Three Ways a DWI Could Be Dismissed in Texas
In Texas, like most states, the DA does not like to dismiss DWI cases. However, it does happen. This guide aims to provide a very brief summary of the three dismissal scenarios.
An Unconstitutional Police StopTo conduct a traffic stop, a police officer needs a legal reason for doing so. Usually, an officer needs probable cause that a specific traffic offense has occurred. If your defense lawyer successfully challenges the validity of the police stop, all evidence of your intoxication gained after the stop, such as field tests, blood tests, and so on, cannot be used against you (With some rare exceptions). Without this evidence, the DA will usually be forced to dismiss the case.
Credibility of an Important State WitnessIf the credibility of an important state witness is called into serious question, or has been in the past, the DA may dismiss your case. If one of DA's key witnesses against you--a policeman or blood draw nurse for example--has proven themselves to be dishonest in the past, the DA may not want to sponsor their testimony in the interest of justice. If that witness is needed to prove their case, the DA will often dismiss the case rather than put that witness on the stand.
Unreliable Forensic EvidenceIn the 21st century world of DWI cases, scientific forensic evidence usually plays an important role. This evidence is usually in the form of a breath or blood test. Sometimes, in a pre-trial hearing, a defense lawyer can successfully challenge the reliability of your breath/blood test. This is usually done by pointing out faults in the equipment or procedure used in your test. The judge can then determine that the scientific evidence is inadmissible. Without this evidence, the DA may feel it necessary to dismiss your case.
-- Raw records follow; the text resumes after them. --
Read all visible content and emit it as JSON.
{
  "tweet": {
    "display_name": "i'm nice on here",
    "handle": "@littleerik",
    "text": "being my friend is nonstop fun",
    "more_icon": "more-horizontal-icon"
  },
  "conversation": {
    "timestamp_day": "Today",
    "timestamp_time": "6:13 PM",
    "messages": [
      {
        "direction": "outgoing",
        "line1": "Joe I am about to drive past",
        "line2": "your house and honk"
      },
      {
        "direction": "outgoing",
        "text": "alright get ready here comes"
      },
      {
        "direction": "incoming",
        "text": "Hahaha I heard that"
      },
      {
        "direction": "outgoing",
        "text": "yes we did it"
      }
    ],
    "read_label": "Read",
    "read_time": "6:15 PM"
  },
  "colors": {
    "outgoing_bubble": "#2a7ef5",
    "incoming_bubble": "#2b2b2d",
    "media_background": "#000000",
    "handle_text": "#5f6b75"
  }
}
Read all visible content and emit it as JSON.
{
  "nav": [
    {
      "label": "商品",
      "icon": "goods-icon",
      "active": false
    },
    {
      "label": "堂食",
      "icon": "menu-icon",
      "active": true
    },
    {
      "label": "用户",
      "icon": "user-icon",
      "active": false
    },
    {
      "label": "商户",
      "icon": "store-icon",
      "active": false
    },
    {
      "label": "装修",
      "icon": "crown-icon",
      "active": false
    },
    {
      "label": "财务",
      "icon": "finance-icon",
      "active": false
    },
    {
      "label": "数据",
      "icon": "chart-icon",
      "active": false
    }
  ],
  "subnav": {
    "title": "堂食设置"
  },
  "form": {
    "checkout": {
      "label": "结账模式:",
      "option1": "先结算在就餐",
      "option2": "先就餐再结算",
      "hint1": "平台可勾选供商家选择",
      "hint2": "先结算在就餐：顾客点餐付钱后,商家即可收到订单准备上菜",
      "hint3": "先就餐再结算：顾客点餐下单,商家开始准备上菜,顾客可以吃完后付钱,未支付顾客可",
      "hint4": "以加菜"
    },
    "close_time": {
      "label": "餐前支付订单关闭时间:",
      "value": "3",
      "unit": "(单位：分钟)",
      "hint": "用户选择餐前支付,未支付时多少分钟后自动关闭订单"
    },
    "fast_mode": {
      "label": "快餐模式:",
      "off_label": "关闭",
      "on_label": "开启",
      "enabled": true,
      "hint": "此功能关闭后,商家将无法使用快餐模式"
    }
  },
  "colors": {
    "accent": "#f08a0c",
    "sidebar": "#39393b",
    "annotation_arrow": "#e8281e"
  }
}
Successfully keeping out blood/breath tests in this manner is rare, but more and more, savvy defense lawyers have begun to get dismissals this way.